China’s strong demand for iron ore, coal and crude is driving up the demand for ships and is serving as an engine of growth for the dry bulk shipping and the tankers’ sector, Baltic and International Maritime Council said in a report last week.
“Not only is China repeatedly importing larger volumes, it is also sourcing most of its imported iron ore from seaborne exporters with more than 98% of the imports arriving via sea,” Peter Sand, Bimco’s chief shipping analyst, said. Bimco is the world’s largest international shipping association, with around 2,100 members in over 120 countries.
China continues to ramp up its imports of iron ore, with seaborne imports growing 4.7% on the year to a record 1.054 billion mt in 2017, Bimco said. Close to 62% of China’s iron ore imports are from Australia and 21% from Brazil, which benefits the dry bulk shipping industry due to longer routes. Around 4% of the imports are from South Africa.
Bimco said that China’s coal imports have also provided a strong support to the demand for dry bulk ships as shipments rose by 12% last year to 228.5 million mt via sea. Around 84% of the country’s coal imports are now seaborne, up from 80% in 2016.
China is not only importing larger volumes but is also replacing coal purchases via land with seaborne tons, Sand said.
The rise of US coal exports to China is largely beneficial for the dry bulk shipping industry, he said. The 3.1 million mt of US coal shipments to China in 2017 generated high ton-mile demand. “This is highly beneficial for the dry bulk shipping industry as it has a strong multiplier effect on demand, providing some of the longest possible distances,” he added.
Coal shipments from Norfolk in Virginia and Baltimore in Maryland to China involve voyages of up to 45 sailing days each.
The biggest exporters of coal to China are Indonesia, Australia and Mongolia, with an annual share of 40%, 30% and 13%, respectively.
Last year, China also emerged as the world’s largest importer of crude, clocking double-digit growth, year on year. China imported 10% more seaborne crude last year compared to 2016, Bimco said. Seaborne imports surged to 7.8 million b/d last year, compared with 7.1 million b/d in 2016, it said.
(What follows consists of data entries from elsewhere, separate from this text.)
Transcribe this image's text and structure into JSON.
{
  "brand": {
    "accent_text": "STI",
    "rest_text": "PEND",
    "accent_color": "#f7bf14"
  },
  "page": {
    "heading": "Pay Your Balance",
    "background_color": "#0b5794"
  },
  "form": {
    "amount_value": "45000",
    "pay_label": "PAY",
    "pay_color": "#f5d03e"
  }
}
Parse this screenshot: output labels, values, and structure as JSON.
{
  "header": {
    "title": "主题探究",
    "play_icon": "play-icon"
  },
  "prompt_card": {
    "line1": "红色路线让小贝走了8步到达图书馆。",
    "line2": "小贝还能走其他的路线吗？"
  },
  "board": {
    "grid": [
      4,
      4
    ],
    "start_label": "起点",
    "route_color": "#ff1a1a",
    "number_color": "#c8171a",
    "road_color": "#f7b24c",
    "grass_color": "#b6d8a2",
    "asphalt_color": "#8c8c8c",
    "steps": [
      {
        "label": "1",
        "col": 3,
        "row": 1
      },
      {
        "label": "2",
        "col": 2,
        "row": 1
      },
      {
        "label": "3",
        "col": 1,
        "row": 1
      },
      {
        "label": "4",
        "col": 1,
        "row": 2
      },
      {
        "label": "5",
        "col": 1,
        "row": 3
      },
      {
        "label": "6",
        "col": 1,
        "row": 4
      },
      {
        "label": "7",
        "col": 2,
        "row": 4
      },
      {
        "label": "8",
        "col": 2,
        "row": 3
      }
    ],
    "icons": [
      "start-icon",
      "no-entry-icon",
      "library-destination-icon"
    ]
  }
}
Sand said that around 93% of China’s crude imports are via sea with Russia, Saudi Arabia and Angola being the largest suppliers with an annual share of 14%, 12.4% and 12%, respectively.
The trend of rising demand for tankers will continue in 2018 due to the growing crude exports from the US and rising imports in the Far East and this will most benefit the VLCC segment, Sand said. A VLCC typically carries two million barrels of crude or fuel oil.
Currently, the VLCC segment is reeling under lower prices with abysmal earnings for owners due to excess supply, and is badly in need of incremental demand, tanker brokers in Singapore said. China’s imports will play a crucial role in building demand for tankers and upcoming freight levels.
Not only is the Chinese seaborne import of crude oil growing strongly, but the distances are growing as well. According to Bimco, the average sailing distance for China’s crude imports last year was 7,600 nautical miles, up from 7,100 nautical miles in 2016, primarily due to higher imports from the US, Brazil and Angola.
Sea News, February 20